Judge Matthews was an active participant in the suffrage movement and has been a supporter of the Equal Rights Amendment since its inception in 1923. She has also served as counsel to the National Woman's Party and was active in drafting legislation to secure equal rights for women, including a law allowing women to serve on juries, laws eliminating preferences for males in inheritance, laws requiring equal pay for teachers regardless of sex, and, in 1931 and 1934, amendments to the nationality laws of the United States extending to women citizenship rights previously accorded only to men.
Active with many civic and professional organizations, including the American Bar Association, the Women's Bar Association, the Legal Research Committee of the Inter-American Commission of Women, the Bar Association of the District of Columbia, the National Association of Women Lawyers, the Women's City Club of Washington, and the National Woman's Party, Judge Matthews has received numerous awards and honors, among them honorary LL.D. degrees from National University Law School and American University. She has also served as an officer of the National Board of the Woman's Medical College of Pennsylvania (now the Medical College of Pennsylvania) and as a member of the National Committee for Development of the American University.

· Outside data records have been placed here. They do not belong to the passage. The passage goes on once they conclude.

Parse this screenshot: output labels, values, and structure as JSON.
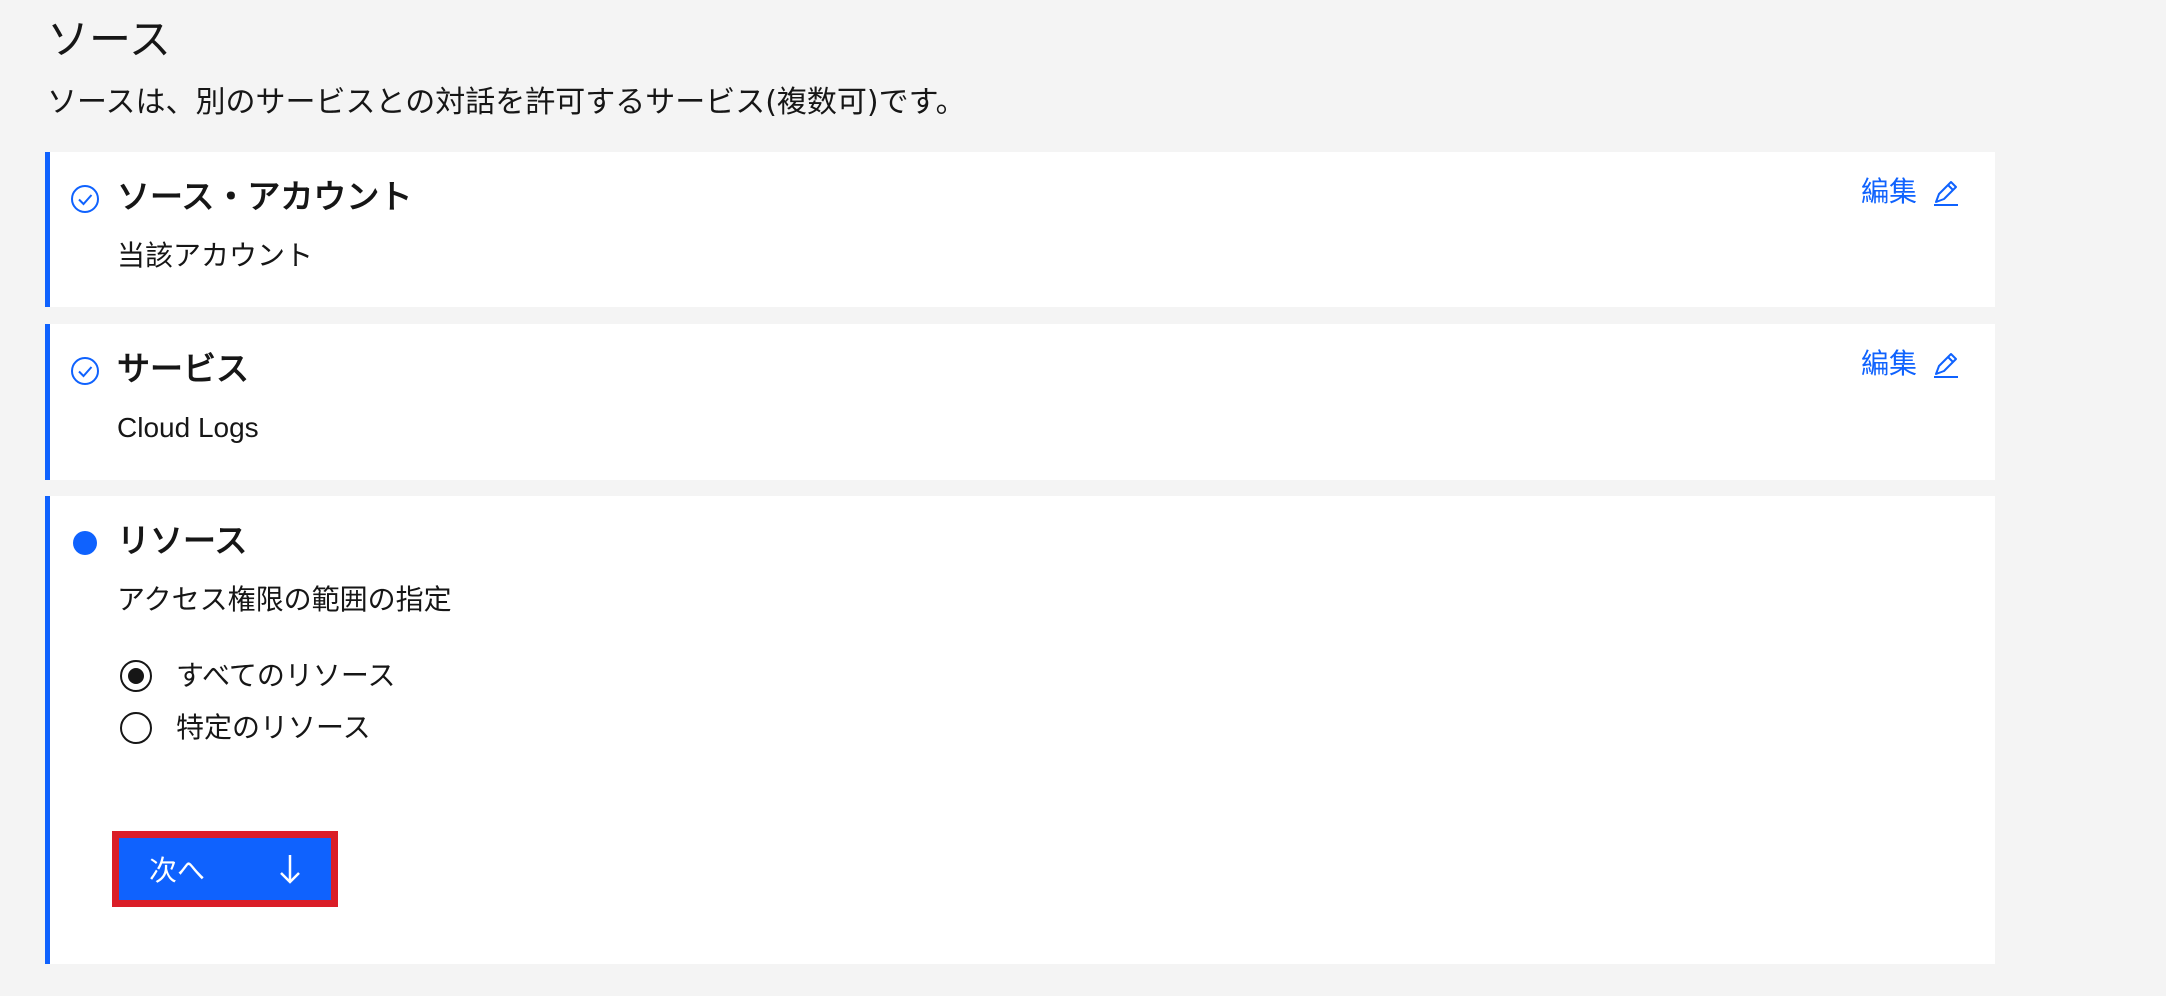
{
  "page": {
    "heading": "ソース",
    "description": "ソースは、別のサービスとの対話を許可するサービス(複数可)です。"
  },
  "steps": [
    {
      "title": "ソース・アカウント",
      "value": "当該アカウント",
      "status": "complete",
      "edit_label": "編集",
      "icon": "checkmark-outline-icon"
    },
    {
      "title": "サービス",
      "value": "Cloud Logs",
      "status": "complete",
      "edit_label": "編集",
      "icon": "checkmark-outline-icon"
    },
    {
      "title": "リソース",
      "value": "アクセス権限の範囲の指定",
      "status": "current",
      "icon": "current-step-dot-icon",
      "options": [
        {
          "label": "すべてのリソース",
          "selected": true
        },
        {
          "label": "特定のリソース",
          "selected": false
        }
      ],
      "next_label": "次へ",
      "next_icon": "arrow-down-icon"
    }
  ],
  "colors": {
    "accent": "#0f62fe",
    "highlight": "#da1e28",
    "background": "#f4f4f4",
    "card": "#ffffff",
    "text": "#161616"
  }
}
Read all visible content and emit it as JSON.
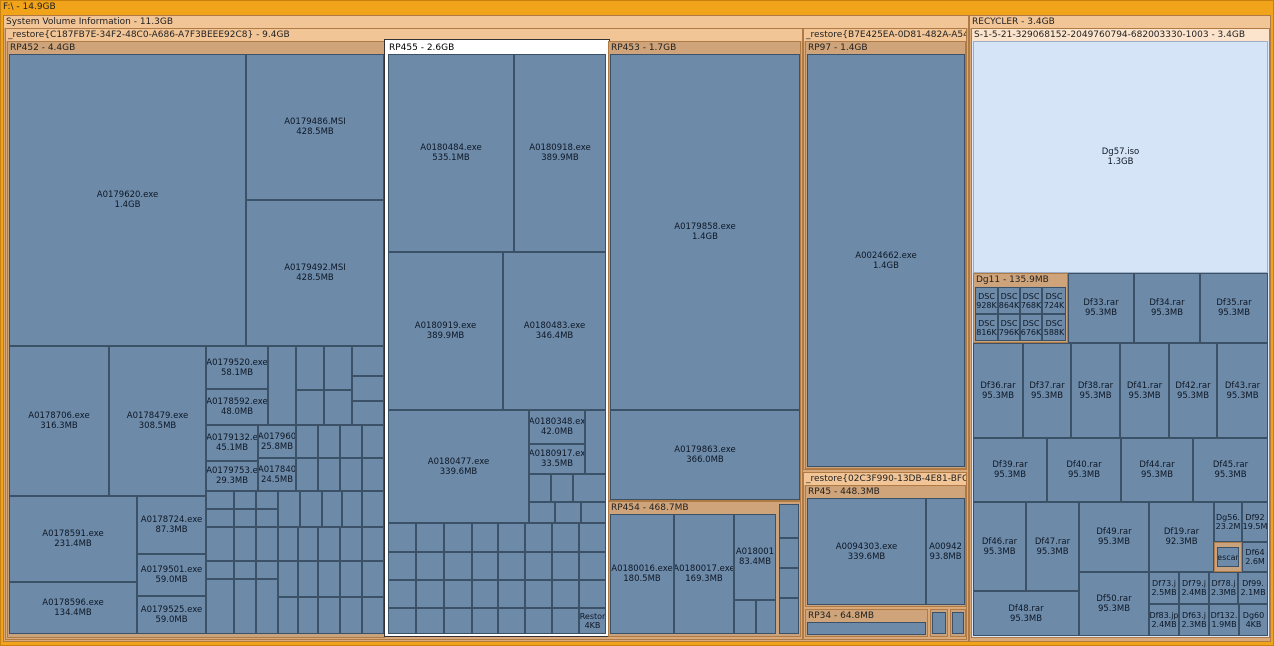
{
  "root": {
    "label": "F:\\ - 14.9GB"
  },
  "svi": {
    "label": "System Volume Information - 11.3GB"
  },
  "restore_c": {
    "label": "_restore{C187FB7E-34F2-48C0-A686-A7F3BEEE92C8} - 9.4GB"
  },
  "rp452": {
    "label": "RP452 - 4.4GB",
    "files": [
      {
        "name": "A0179620.exe",
        "size": "1.4GB"
      },
      {
        "name": "A0179486.MSI",
        "size": "428.5MB"
      },
      {
        "name": "A0179492.MSI",
        "size": "428.5MB"
      },
      {
        "name": "A0178706.exe",
        "size": "316.3MB"
      },
      {
        "name": "A0178479.exe",
        "size": "308.5MB"
      },
      {
        "name": "A0178591.exe",
        "size": "231.4MB"
      },
      {
        "name": "A0178724.exe",
        "size": "87.3MB"
      },
      {
        "name": "A0179501.exe",
        "size": "59.0MB"
      },
      {
        "name": "A0178596.exe",
        "size": "134.4MB"
      },
      {
        "name": "A0179525.exe",
        "size": "59.0MB"
      },
      {
        "name": "A0179520.exe",
        "size": "58.1MB"
      },
      {
        "name": "A0178592.exe",
        "size": "48.0MB"
      },
      {
        "name": "A0179132.e",
        "size": "45.1MB"
      },
      {
        "name": "A0179753.e",
        "size": "29.3MB"
      },
      {
        "name": "A017960",
        "size": "25.8MB"
      },
      {
        "name": "A017840",
        "size": "24.5MB"
      }
    ]
  },
  "rp455": {
    "label": "RP455 - 2.6GB",
    "files": [
      {
        "name": "A0180484.exe",
        "size": "535.1MB"
      },
      {
        "name": "A0180918.exe",
        "size": "389.9MB"
      },
      {
        "name": "A0180919.exe",
        "size": "389.9MB"
      },
      {
        "name": "A0180483.exe",
        "size": "346.4MB"
      },
      {
        "name": "A0180477.exe",
        "size": "339.6MB"
      },
      {
        "name": "A0180348.ex",
        "size": "42.0MB"
      },
      {
        "name": "A0180917.ex",
        "size": "33.5MB"
      },
      {
        "name": "Restor",
        "size": "4KB"
      }
    ]
  },
  "rp453": {
    "label": "RP453 - 1.7GB",
    "files": [
      {
        "name": "A0179858.exe",
        "size": "1.4GB"
      },
      {
        "name": "A0179863.exe",
        "size": "366.0MB"
      }
    ]
  },
  "rp454": {
    "label": "RP454 - 468.7MB",
    "files": [
      {
        "name": "A0180016.exe",
        "size": "180.5MB"
      },
      {
        "name": "A0180017.exe",
        "size": "169.3MB"
      },
      {
        "name": "A018001",
        "size": "83.4MB"
      }
    ]
  },
  "restore_b": {
    "label": "_restore{B7E425EA-0D81-482A-A544-C"
  },
  "rp97": {
    "label": "RP97 - 1.4GB",
    "files": [
      {
        "name": "A0024662.exe",
        "size": "1.4GB"
      }
    ]
  },
  "restore_02": {
    "label": "_restore{02C3F990-13DB-4E81-BFC4-C"
  },
  "rp45": {
    "label": "RP45 - 448.3MB",
    "files": [
      {
        "name": "A0094303.exe",
        "size": "339.6MB"
      },
      {
        "name": "A00942",
        "size": "93.8MB"
      }
    ]
  },
  "rp34": {
    "label": "RP34 - 64.8MB"
  },
  "recycler": {
    "label": "RECYCLER - 3.4GB"
  },
  "sid": {
    "label": "S-1-5-21-329068152-2049760794-682003330-1003 - 3.4GB"
  },
  "iso": {
    "name": "Dg57.iso",
    "size": "1.3GB"
  },
  "dg11": {
    "label": "Dg11 - 135.9MB",
    "files": [
      {
        "name": "DSC",
        "size": "928K"
      },
      {
        "name": "DSC",
        "size": "864K"
      },
      {
        "name": "DSC",
        "size": "768K"
      },
      {
        "name": "DSC",
        "size": "724K"
      },
      {
        "name": "DSC",
        "size": "816K"
      },
      {
        "name": "DSC",
        "size": "796K"
      },
      {
        "name": "DSC",
        "size": "676K"
      },
      {
        "name": "DSC",
        "size": "588K"
      }
    ]
  },
  "rars": [
    {
      "name": "Df33.rar",
      "size": "95.3MB"
    },
    {
      "name": "Df34.rar",
      "size": "95.3MB"
    },
    {
      "name": "Df35.rar",
      "size": "95.3MB"
    },
    {
      "name": "Df36.rar",
      "size": "95.3MB"
    },
    {
      "name": "Df37.rar",
      "size": "95.3MB"
    },
    {
      "name": "Df38.rar",
      "size": "95.3MB"
    },
    {
      "name": "Df41.rar",
      "size": "95.3MB"
    },
    {
      "name": "Df42.rar",
      "size": "95.3MB"
    },
    {
      "name": "Df43.rar",
      "size": "95.3MB"
    },
    {
      "name": "Df39.rar",
      "size": "95.3MB"
    },
    {
      "name": "Df40.rar",
      "size": "95.3MB"
    },
    {
      "name": "Df44.rar",
      "size": "95.3MB"
    },
    {
      "name": "Df45.rar",
      "size": "95.3MB"
    },
    {
      "name": "Df46.rar",
      "size": "95.3MB"
    },
    {
      "name": "Df47.rar",
      "size": "95.3MB"
    },
    {
      "name": "Df49.rar",
      "size": "95.3MB"
    },
    {
      "name": "Df19.rar",
      "size": "92.3MB"
    },
    {
      "name": "Df48.rar",
      "size": "95.3MB"
    },
    {
      "name": "Df50.rar",
      "size": "95.3MB"
    },
    {
      "name": "Df73.j",
      "size": "2.5MB"
    },
    {
      "name": "Df79.j",
      "size": "2.4MB"
    },
    {
      "name": "Df78.j",
      "size": "2.3MB"
    },
    {
      "name": "Df99.",
      "size": "2.1MB"
    },
    {
      "name": "Df83.jp",
      "size": "2.4MB"
    },
    {
      "name": "Df63.j",
      "size": "2.3MB"
    },
    {
      "name": "Df132.",
      "size": "1.9MB"
    },
    {
      "name": "Dg60",
      "size": "4KB"
    },
    {
      "name": "Dg56.",
      "size": "23.2M"
    },
    {
      "name": "Df92",
      "size": "19.5M"
    },
    {
      "name": "Df64",
      "size": "2.6M"
    },
    {
      "name": "escar",
      "size": ""
    }
  ]
}
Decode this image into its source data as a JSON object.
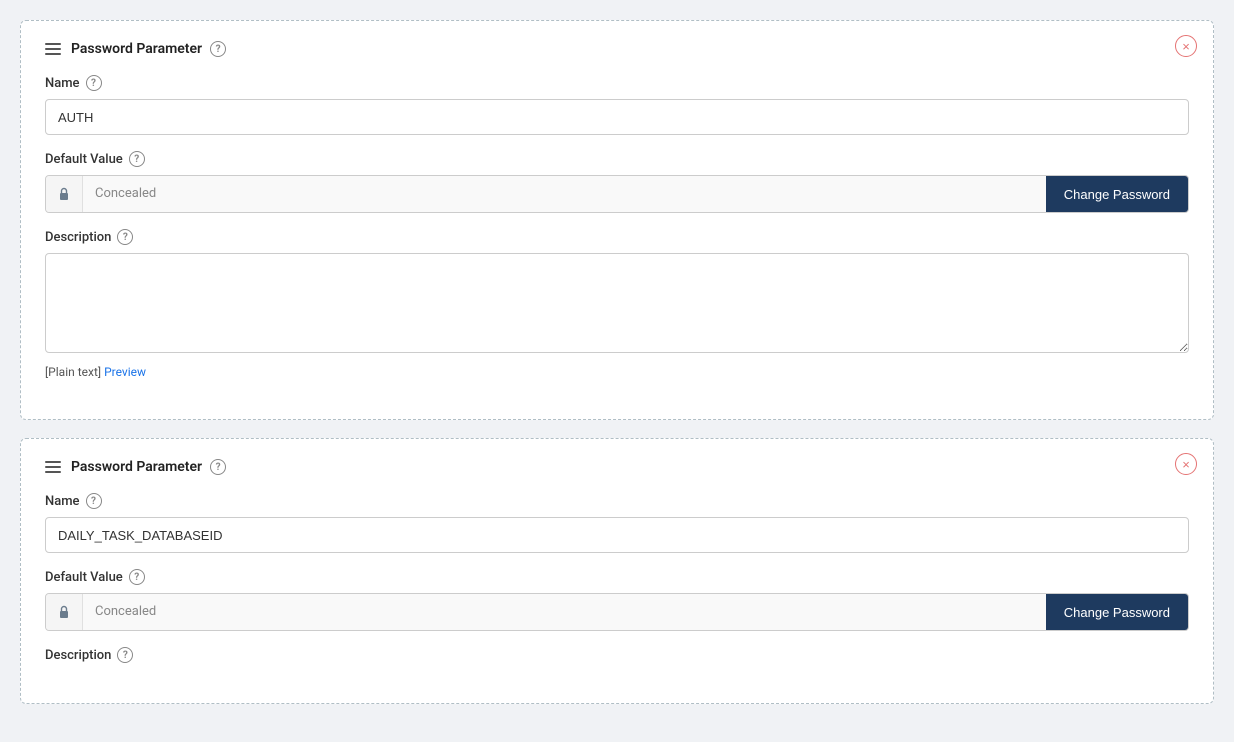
{
  "cards": [
    {
      "id": "card-1",
      "title": "Password Parameter",
      "name_label": "Name",
      "name_value": "AUTH",
      "default_value_label": "Default Value",
      "concealed_text": "Concealed",
      "change_password_label": "Change Password",
      "description_label": "Description",
      "description_value": "",
      "preview_text": "[Plain text]",
      "preview_link_text": "Preview"
    },
    {
      "id": "card-2",
      "title": "Password Parameter",
      "name_label": "Name",
      "name_value": "DAILY_TASK_DATABASEID",
      "default_value_label": "Default Value",
      "concealed_text": "Concealed",
      "change_password_label": "Change Password",
      "description_label": "Description",
      "description_value": "",
      "preview_text": "",
      "preview_link_text": ""
    }
  ],
  "icons": {
    "help": "?",
    "close": "×"
  }
}
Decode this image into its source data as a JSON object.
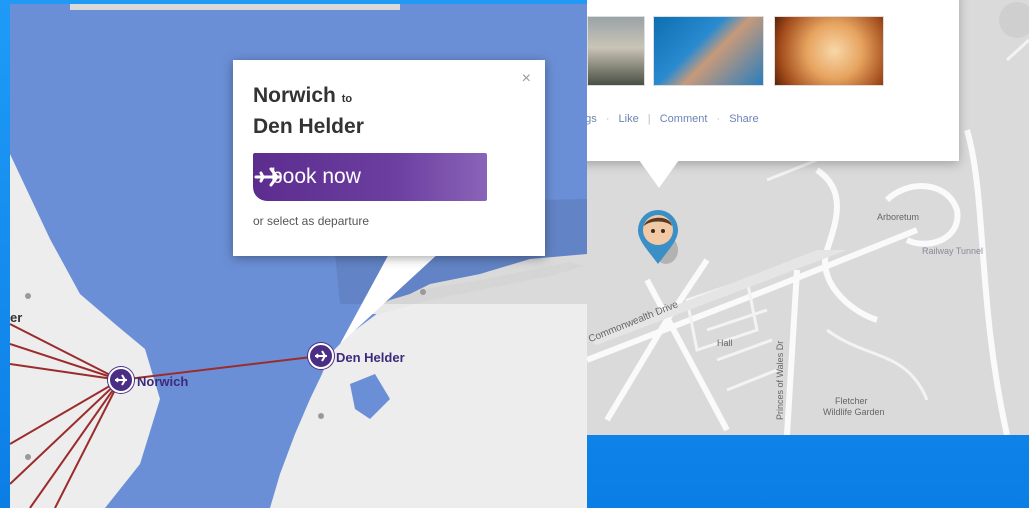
{
  "colors": {
    "accent": "#5c2d8e",
    "sea": "#6b8fd6",
    "route": "#9b2c2c",
    "frame": "#1a8ff0"
  },
  "left": {
    "popup": {
      "close_label": "×",
      "title_from": "Norwich",
      "title_to_word": "to",
      "title_to": "Den Helder",
      "book_label": "book now",
      "book_icon": "airplane-icon",
      "sub_label": "or select as departure"
    },
    "places": {
      "norwich": "Norwich",
      "den_helder": "Den Helder",
      "partial": "er"
    }
  },
  "right": {
    "actions": [
      "ags",
      "Like",
      "Comment",
      "Share"
    ],
    "labels": {
      "arboretum": "Arboretum",
      "road": "Commonwealth Drive",
      "hall": "Hall",
      "princes": "Princes of Wales Dr",
      "garden1": "Fletcher",
      "garden2": "Wildlife Garden",
      "railway": "Railway Tunnel"
    }
  }
}
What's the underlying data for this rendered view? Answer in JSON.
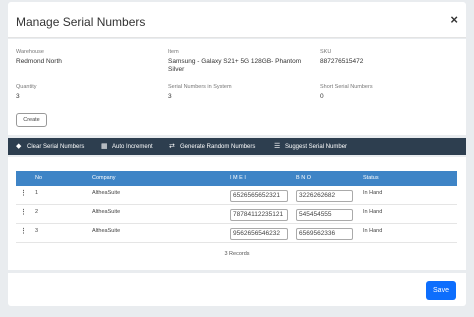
{
  "modal": {
    "title": "Manage Serial Numbers",
    "close_icon": "×"
  },
  "info": {
    "warehouse": {
      "label": "Warehouse",
      "value": "Redmond North"
    },
    "item": {
      "label": "Item",
      "value": "Samsung - Galaxy S21+ 5G 128GB- Phantom Silver"
    },
    "sku": {
      "label": "SKU",
      "value": "887276515472"
    },
    "quantity": {
      "label": "Quantity",
      "value": "3"
    },
    "serials_in_system": {
      "label": "Serial Numbers in System",
      "value": "3"
    },
    "short_serials": {
      "label": "Short Serial Numbers",
      "value": "0"
    },
    "create_label": "Create"
  },
  "toolbar": {
    "items": [
      {
        "icon": "eraser-icon",
        "glyph": "◆",
        "label": "Clear Serial Numbers"
      },
      {
        "icon": "keyboard-icon",
        "glyph": "▦",
        "label": "Auto Increment"
      },
      {
        "icon": "shuffle-icon",
        "glyph": "⇄",
        "label": "Generate Random Numbers"
      },
      {
        "icon": "list-icon",
        "glyph": "☰",
        "label": "Suggest Serial Number"
      }
    ]
  },
  "table": {
    "headers": [
      "No",
      "Company",
      "I M E I",
      "B N O",
      "Status"
    ],
    "rows": [
      {
        "no": "1",
        "company": "AltheaSuite",
        "imei": "6526565652321",
        "bno": "3226262682",
        "status": "In Hand"
      },
      {
        "no": "2",
        "company": "AltheaSuite",
        "imei": "78784112235121",
        "bno": "545454555",
        "status": "In Hand"
      },
      {
        "no": "3",
        "company": "AltheaSuite",
        "imei": "9562656546232",
        "bno": "6569562336",
        "status": "In Hand"
      }
    ],
    "records_text": "3 Records"
  },
  "footer": {
    "save_label": "Save"
  },
  "colors": {
    "toolbar_bg": "#2d3e4f",
    "table_header_bg": "#3e84c6",
    "save_bg": "#0d6efd"
  }
}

Immediate Source of Acquisition
Accession numbers: 77-M199, 78-M12, 78-M75, 78-M83, 78-M100, 78-M140, 78-M148, 78-M189, 78-M207, 79-M11, 79-M65, 79-M79, 79-M81, 79-M204, 79-M269, 81-M39
The papers of Burnita Shelton Matthews were given to the Schlesinger Library by Burnita Shelton Matthews beginning in 1977.
- Box 1: Folders 12-27
- Box 2: Folders 28-54
- Box 3: Folders 55-72
- Box 4: Folders 73-82
- Box 5: Folders 83-92
- Box 6: Folders 93-111
- Folio+ Box 7: Volumes 1vo-2vo
- Folio+ Box 8: Volumes 3vo-4vo
- Folio+ Box 9: Volumes 5vo-6vo
- Folio+ Box 10: Volume 7vo
- Folio+ Box 11: Volume 8vo
- Folio+ Box 12: Volumes 9vo-10vo
- Folio+ Box 13: Volume 11vo
Processed: November 1981
By: Sheryl Kujawa, Eric Nils Lindquist
- Matthews, Burnita Shelton, 1894-1988. Papers of Burnita Shelton Matthews, 1926-1981: A Finding Aid
- Arthur and Elizabeth Schlesinger Library on the History of Women in America
- Language of description
- EAD ID
Part of the Schlesinger Library, Radcliffe Institute Repository
The preeminent research library on the history of women in the United States, the Schlesinger Library documents women's lives from the past and present for the future. In addition to its traditional strengths in the history of feminisms, women’s health, and women’s activism, the Schlesinger collections document the intersectional workings of race and ethnicity, gender, sexuality, and class in American history.
3 James St.
Cambridge MA 02138 USA